DontstepontheMomeRaths Sun 06-Jan-13 23:00:05

Guilt Sparkly is part of the F.O.G we talk about on here. It is ok to struggle with the painful bits of your past with them and to talk about it on here, does that make sense?

I'm terribly tired and off to bed in a sec x

sparklyjumper Sun 06-Jan-13 23:10:19

Yes, just re-reading the intro bit and it sums it up actually. About if my experience wasn't as bad as x, y, z.

Yep bed, back to school/work reality tomorrow sad

OnwardBound Sun 06-Jan-13 23:12:32

theveryhungrymuma I just wanted to say your first post almost made me cry and I had such a lump in my throat reading it.

I am so sorry for the hurt, shame and distress that you and your little brother suffered at the hands of your mother. I have a 22 month old DS and I am absolutely horrified that anyone could treat a potty training baby this way sad

I hope you both are finding some joy and peace as adults now.


HappyNewHissy Sun 06-Jan-13 23:13:56

A minor one here... But as is always the way, leaves a really shit taste in my mouth, but seems so low grade, that to react or bring it up would be met with denial firstly, then dismissed.

I need to get my head around this.

DS(7) had a birthday recently, DM wanted to do him a tea, picking him up from school until I got home from work.

I got there gone 6, he's in clothes that are so tight (skinny jeans, boy is not a willow) they were too small. All of the stuff was, scratchy cardy too. I've never had him in a cardy, he doesn't suit them, but that's by the by. These were her gift to him. She'd bought his age group, and tight cut too, despite knowing he's one of tallest/biggest kids in his year.

She'd mentioned to me previously about the clothes and how she was worried if they'd fit, she sounded doubtful even then.

So we got him home, he changed into pjs, bed time, nothing else said. Clothes have not been worn since. I got him a stack of clothes anyway for bday/Christmas. (size 10-11 mostly)

DS tells me tonight that she gave hime the present, told him to try them on. He siad to her that they were too tight, and could he change out of then. He asked 3 times apparently, she told him she'd be upset if he did. sad

Emotional blackmail, wasn't it?
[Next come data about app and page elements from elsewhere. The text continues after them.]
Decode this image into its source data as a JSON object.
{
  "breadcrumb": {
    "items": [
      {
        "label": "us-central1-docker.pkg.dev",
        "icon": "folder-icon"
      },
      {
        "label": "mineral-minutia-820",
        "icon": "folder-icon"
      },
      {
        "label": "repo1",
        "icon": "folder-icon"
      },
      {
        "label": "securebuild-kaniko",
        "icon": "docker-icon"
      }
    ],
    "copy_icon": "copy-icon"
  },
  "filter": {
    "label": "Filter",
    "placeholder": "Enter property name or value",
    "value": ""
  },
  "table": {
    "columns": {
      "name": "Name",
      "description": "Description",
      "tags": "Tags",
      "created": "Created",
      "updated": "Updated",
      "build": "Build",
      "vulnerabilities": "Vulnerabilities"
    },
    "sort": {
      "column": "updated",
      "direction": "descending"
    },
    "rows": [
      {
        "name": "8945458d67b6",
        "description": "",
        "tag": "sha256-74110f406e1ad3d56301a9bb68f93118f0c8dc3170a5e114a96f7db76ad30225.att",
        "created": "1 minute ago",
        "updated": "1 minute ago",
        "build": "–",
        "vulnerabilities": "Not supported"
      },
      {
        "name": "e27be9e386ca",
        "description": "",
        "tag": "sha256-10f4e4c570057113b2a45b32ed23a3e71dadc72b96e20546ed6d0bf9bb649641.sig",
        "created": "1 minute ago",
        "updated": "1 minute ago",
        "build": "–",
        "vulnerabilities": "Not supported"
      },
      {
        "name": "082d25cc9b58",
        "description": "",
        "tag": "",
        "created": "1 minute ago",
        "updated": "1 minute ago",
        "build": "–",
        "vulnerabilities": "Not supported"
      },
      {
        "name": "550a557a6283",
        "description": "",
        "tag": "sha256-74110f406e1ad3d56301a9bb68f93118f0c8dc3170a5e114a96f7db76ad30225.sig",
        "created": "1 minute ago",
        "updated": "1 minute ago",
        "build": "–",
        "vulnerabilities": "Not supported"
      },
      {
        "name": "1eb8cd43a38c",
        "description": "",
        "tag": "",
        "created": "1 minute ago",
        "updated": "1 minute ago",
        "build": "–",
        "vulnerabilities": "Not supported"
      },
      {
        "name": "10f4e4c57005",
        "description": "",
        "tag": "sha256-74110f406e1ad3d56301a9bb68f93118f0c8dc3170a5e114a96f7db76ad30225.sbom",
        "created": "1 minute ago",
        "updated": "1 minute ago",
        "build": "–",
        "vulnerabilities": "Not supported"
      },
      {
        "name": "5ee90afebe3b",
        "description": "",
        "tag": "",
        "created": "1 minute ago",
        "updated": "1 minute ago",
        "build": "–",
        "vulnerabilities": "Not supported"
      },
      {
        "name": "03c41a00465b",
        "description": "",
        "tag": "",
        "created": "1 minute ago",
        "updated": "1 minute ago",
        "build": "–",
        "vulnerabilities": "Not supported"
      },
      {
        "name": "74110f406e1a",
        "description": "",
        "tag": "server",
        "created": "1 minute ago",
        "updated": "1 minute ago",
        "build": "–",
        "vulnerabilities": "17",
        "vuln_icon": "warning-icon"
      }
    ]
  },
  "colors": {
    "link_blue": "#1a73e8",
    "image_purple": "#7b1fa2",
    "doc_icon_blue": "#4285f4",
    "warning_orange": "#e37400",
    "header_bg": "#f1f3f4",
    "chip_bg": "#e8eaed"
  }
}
I'll eBay the buggers. (clothes, not DM... But that's a thought...)

I felt like shit! His birthday was supposed to be nice, instead she kept him waiting for tea until I got there, 3 hours! (ffs, not even a sandwich! I was expecting just to have the cake with them!) and then made him keep on clothes that are too tight, and clearly so.

How do I deal with this? My son was made to feel shit. Again. sad

PrincessFionne Sun 06-Jan-13 23:14:15

you feel what you feel, you had it hard and cruel, its definitely their guilt not yours. If they are caring and considerate aware now, but trying to make up, well thats good, but it doesn't take away that they did treat you awfully and you suffered as a result. Hopefully genuine care now will helpyou to recover from the pains of the past. (I can't imagine how my P's could ever ever change from who they very much are, its far too deep) - very like your story midwife (your DM behaving as if she'd been rejected by everyone and had to desperately gather some attention for herself).

pumpkinsweetieMasPudding Sun 06-Jan-13 23:15:27

Fgs, checked dhs phone tonight and mil has asked him whether fil can drop the xmas presents off (the ones she didn't seem to want to let dc have for xmas as a bargaining tool into fooling a reunion with nc dc)
Wtaf-Why didn't she let them have them at xmas if it was that important to her. What a witch!
She will no dc are due back at school tomorrow so decides to cause trouble by worrying i & dh about fil turning upconfused, the man is scary & has a strong temper, he also hates me for nc of dc.
Bloody great all i need is him turning up at my door ranting and raving.

I have no interest in the presents, couldn't give a flying f*.
Do we answer the text or not?

This thread is not accepting new messages.